July 2000


First collisions at RHIC good news for ORNL’s PHENIX collaborators

ORNL researchers were among scientists elated at the first collisions for the Relativistic Heavy Ion Collider at Brookhaven National Laboratory, which occurred on June 12. RHIC’s first collisions were recorded by a succession of detectors.

The 2.4-mile-circumference, dual-ring collider has four detectors—BRAHMS, PHENIX, PHOBOS, and STAR—each built by an international team of researchers to witness and study collisions between gold nuclei traveling close to the speed of light.

“It is, of course, a great achievement—something that we have been looking forward to and working very hard to achieve for a long time,” says Corporate Fellow Frank Plasil of the Physics Division. “After collisions were detected at two other intersection regions, the RHIC people steered the opposing beams of gold nuclei in a way as to also produce collisions in the PHENIX intersection region, where our experiment had no problem in detecting them.”

ORNL’s involvement has been with the PHENIX detector. The detector has benefited from ORNL expertise in detectors and signal processing from the Physics, Instrumentation and Controls and Engineering Physics and Mathematics divisions plus collaborating researchers at the University of Tennessee.

The collisions now under way at RHIC are expected to re-create conditions that could only have existed a microsecond after the Big Bang, or possibly in the extremely dense centers of neutron stars.

Image of an end view of particle tracks streaming from a heavy-ion collision, as recorded by the STAR detector at RHIC.
In those very hot and very dense conditions, protons and neutrons melt into quarks and gluons. Researchers are interested in these states of matter believed to exist shortly after the Big Bang, and how things cooled and condensed to form the universe.

PHENIX offers researchers a real-time record of these collision events, which is important because quarks are in an unnatural state and exist only briefly before recombining into protons and neutrons. Other experiments provide measurements of only the aftermath of the collisions. PHENIX team members say the difference is as marked as seeing a videotape of an earthquake as it is occuring as opposed to seeing only photos of the resulting rubble in the street.

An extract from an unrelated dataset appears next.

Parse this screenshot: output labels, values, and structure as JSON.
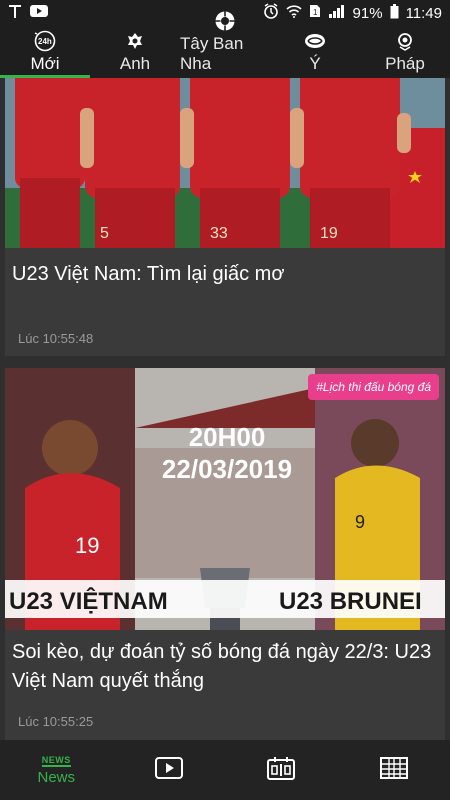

RHIC’s accelerators began operations leading up to the first collisions almost exactly one year ago. The ORNL and UT PHENIX team joins more than 450 members from 45 institutions in 10 countries.

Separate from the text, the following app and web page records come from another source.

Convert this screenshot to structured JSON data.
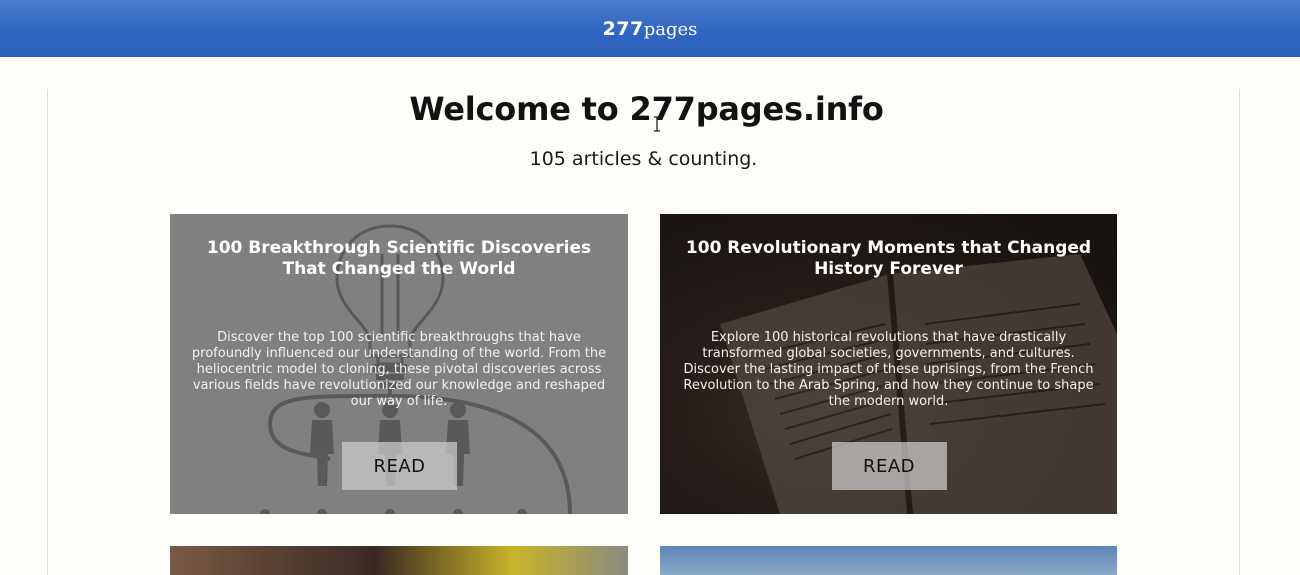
{
  "header": {
    "brand_number": "277",
    "brand_word": "pages"
  },
  "main": {
    "title": "Welcome to 277pages.info",
    "subtitle": "105 articles & counting."
  },
  "cards": [
    {
      "title": "100 Breakthrough Scientific Discoveries That Changed the World",
      "description": "Discover the top 100 scientific breakthroughs that have profoundly influenced our understanding of the world. From the heliocentric model to cloning, these pivotal discoveries across various fields have revolutionized our knowledge and reshaped our way of life.",
      "button": "READ",
      "image_icon": "lightbulb-people-icon"
    },
    {
      "title": "100 Revolutionary Moments that Changed History Forever",
      "description": "Explore 100 historical revolutions that have drastically transformed global societies, governments, and cultures. Discover the lasting impact of these uprisings, from the French Revolution to the Arab Spring, and how they continue to shape the modern world.",
      "button": "READ",
      "image_icon": "open-book-icon"
    }
  ],
  "colors": {
    "header": "#2f64c0",
    "background": "#fdfef9"
  }
}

“We are all very excited and full of anticipation to proceed to make physics measurements with the newly available beams,” says Plasil.—B.C.